* [WHAT YOU SHOULD DO]: Give only a number in reply. It should be how many lines in the records contain the string "zijn".

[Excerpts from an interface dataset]
▬▬▬▬▬▬
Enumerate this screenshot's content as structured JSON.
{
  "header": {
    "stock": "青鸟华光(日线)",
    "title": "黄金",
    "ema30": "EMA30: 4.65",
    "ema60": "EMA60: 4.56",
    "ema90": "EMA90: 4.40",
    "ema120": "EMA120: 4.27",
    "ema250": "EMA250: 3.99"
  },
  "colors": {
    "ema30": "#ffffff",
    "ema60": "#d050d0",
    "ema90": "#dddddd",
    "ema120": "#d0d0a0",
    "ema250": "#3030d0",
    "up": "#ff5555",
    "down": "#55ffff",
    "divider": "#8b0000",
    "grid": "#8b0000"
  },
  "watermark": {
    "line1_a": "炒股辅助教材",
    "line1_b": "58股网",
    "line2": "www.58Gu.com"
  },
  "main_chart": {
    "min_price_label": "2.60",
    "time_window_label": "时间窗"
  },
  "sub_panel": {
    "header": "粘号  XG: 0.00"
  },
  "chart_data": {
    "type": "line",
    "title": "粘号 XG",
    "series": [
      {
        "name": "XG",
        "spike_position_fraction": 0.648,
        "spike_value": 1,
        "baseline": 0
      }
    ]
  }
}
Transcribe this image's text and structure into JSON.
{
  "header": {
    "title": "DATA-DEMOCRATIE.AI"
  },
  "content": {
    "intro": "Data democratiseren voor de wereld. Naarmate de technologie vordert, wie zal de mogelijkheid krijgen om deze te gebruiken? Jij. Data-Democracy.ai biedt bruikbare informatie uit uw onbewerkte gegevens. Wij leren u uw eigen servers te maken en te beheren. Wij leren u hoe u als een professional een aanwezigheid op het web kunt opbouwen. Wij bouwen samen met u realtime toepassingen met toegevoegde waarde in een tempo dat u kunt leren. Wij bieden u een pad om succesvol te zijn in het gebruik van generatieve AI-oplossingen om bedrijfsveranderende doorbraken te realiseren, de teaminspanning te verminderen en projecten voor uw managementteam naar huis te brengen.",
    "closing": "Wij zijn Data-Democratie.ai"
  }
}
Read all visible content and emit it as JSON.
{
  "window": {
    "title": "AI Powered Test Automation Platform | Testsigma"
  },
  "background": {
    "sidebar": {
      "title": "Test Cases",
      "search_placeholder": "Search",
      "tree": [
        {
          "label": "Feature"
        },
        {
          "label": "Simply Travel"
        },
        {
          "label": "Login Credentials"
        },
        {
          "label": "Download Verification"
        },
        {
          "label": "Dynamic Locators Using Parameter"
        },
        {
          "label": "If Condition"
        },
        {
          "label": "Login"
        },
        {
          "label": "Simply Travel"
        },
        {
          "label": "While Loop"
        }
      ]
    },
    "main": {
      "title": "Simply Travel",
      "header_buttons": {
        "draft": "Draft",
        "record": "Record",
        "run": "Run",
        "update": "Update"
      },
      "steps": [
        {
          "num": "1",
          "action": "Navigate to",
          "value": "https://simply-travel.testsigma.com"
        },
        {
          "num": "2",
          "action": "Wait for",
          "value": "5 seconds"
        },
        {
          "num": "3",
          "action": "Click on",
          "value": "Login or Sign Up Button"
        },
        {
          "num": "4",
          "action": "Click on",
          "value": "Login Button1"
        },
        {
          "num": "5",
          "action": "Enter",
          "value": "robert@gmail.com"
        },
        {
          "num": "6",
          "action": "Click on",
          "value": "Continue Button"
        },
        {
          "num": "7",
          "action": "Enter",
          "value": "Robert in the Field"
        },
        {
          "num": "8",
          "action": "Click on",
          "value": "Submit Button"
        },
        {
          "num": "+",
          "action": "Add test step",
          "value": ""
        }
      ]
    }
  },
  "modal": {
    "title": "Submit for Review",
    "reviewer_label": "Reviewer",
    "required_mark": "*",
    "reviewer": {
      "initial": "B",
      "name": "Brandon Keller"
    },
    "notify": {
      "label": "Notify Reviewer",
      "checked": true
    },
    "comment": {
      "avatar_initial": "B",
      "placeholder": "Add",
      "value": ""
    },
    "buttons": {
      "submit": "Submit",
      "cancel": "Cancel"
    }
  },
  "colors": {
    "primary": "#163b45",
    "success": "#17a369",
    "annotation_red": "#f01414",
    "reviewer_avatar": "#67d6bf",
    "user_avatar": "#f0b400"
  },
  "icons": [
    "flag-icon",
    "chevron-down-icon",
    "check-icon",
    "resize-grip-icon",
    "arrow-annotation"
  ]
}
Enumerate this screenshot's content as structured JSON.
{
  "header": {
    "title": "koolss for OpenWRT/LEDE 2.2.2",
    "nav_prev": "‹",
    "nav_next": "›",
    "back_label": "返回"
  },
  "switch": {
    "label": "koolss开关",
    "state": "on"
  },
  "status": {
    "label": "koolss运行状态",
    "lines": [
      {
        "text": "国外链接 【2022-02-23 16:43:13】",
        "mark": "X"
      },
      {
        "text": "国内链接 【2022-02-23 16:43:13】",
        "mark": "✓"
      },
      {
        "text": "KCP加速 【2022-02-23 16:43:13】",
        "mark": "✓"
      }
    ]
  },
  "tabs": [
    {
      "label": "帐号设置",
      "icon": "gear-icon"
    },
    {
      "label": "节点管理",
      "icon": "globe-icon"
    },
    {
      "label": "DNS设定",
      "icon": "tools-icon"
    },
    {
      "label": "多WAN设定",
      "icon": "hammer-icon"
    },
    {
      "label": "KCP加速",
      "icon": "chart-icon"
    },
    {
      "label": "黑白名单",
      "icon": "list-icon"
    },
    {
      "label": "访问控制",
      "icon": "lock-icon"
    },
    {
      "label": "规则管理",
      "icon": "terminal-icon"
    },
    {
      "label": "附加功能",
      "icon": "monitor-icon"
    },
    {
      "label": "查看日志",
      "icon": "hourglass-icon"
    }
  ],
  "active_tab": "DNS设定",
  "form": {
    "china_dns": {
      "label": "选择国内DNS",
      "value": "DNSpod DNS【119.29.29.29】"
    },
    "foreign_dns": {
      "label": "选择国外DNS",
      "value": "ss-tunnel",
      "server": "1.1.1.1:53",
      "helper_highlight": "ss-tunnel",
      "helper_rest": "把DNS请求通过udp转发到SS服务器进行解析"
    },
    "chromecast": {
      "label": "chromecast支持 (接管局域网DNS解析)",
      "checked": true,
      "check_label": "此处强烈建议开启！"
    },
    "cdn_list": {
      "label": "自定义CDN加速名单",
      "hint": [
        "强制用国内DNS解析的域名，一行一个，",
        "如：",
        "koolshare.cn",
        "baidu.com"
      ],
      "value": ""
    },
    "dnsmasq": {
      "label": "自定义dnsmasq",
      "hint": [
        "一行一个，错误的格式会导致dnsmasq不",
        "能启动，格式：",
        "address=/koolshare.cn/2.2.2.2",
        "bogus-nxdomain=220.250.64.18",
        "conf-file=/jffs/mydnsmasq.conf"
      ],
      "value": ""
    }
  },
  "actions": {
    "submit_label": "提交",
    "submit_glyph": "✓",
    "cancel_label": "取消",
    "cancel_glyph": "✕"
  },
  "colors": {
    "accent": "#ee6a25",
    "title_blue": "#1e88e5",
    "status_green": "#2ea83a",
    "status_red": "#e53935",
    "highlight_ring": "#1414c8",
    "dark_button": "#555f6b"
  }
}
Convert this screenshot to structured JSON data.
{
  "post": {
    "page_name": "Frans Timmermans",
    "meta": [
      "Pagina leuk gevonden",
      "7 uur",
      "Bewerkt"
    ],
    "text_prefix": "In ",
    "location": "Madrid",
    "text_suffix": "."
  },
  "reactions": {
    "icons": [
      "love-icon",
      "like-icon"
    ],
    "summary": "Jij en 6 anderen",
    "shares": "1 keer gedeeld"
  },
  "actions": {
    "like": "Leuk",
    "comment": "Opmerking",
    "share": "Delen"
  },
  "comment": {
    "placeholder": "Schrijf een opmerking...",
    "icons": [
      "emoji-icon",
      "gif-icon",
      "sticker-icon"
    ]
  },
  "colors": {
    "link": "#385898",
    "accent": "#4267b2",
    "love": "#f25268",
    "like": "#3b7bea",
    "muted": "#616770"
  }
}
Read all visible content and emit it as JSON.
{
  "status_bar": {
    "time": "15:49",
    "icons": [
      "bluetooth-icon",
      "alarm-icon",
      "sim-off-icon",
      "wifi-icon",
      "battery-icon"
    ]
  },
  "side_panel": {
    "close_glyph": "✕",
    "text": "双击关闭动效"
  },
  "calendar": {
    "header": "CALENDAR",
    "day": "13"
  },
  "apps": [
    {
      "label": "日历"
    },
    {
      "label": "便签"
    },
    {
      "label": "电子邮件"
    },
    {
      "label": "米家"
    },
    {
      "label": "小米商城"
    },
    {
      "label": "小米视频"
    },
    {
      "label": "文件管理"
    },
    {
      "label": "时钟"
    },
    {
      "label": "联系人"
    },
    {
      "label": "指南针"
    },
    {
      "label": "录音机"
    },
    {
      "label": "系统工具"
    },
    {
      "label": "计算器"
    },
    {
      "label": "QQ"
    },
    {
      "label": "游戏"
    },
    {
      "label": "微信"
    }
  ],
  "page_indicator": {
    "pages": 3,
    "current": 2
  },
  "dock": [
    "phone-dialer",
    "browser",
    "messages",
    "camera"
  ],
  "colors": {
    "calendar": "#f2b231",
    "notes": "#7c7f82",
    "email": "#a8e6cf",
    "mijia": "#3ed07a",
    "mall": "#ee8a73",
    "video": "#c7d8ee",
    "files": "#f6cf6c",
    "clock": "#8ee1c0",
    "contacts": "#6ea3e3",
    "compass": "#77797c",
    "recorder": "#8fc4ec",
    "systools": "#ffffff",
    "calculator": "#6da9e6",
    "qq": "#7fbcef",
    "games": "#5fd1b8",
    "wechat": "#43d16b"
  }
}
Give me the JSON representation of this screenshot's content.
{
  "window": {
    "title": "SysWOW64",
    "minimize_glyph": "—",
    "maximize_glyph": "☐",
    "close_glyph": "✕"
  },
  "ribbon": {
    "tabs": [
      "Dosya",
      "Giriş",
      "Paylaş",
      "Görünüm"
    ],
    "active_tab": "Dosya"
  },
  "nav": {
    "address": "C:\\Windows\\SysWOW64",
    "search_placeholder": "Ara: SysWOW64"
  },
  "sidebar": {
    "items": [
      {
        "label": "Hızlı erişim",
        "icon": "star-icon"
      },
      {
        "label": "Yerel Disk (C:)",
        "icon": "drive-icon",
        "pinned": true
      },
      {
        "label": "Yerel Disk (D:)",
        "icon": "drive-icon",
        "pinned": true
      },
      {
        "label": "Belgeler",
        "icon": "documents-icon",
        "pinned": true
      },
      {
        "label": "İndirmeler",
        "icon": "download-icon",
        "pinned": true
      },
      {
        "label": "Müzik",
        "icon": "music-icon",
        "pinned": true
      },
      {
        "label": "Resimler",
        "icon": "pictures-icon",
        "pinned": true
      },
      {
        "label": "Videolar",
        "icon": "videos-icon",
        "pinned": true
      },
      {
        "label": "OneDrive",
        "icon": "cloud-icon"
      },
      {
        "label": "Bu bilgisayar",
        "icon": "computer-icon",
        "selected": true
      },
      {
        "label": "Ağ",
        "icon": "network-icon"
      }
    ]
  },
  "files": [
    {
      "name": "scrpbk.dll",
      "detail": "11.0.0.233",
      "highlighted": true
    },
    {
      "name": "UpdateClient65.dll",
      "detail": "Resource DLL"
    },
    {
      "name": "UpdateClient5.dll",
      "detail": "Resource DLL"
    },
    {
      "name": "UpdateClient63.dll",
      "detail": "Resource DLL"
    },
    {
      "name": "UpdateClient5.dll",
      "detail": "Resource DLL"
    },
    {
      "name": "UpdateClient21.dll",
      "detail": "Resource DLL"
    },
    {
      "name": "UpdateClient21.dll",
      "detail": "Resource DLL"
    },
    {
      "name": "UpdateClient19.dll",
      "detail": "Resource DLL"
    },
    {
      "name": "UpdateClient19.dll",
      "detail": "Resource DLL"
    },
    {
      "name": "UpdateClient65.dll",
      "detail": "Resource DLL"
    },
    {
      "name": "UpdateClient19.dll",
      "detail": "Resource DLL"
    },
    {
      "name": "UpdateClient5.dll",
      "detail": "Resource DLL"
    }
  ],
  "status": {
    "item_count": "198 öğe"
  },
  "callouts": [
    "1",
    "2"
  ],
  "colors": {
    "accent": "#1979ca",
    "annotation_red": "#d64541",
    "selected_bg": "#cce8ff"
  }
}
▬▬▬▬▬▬
* [SOLUTION FOR THIS PROBLEM]: 2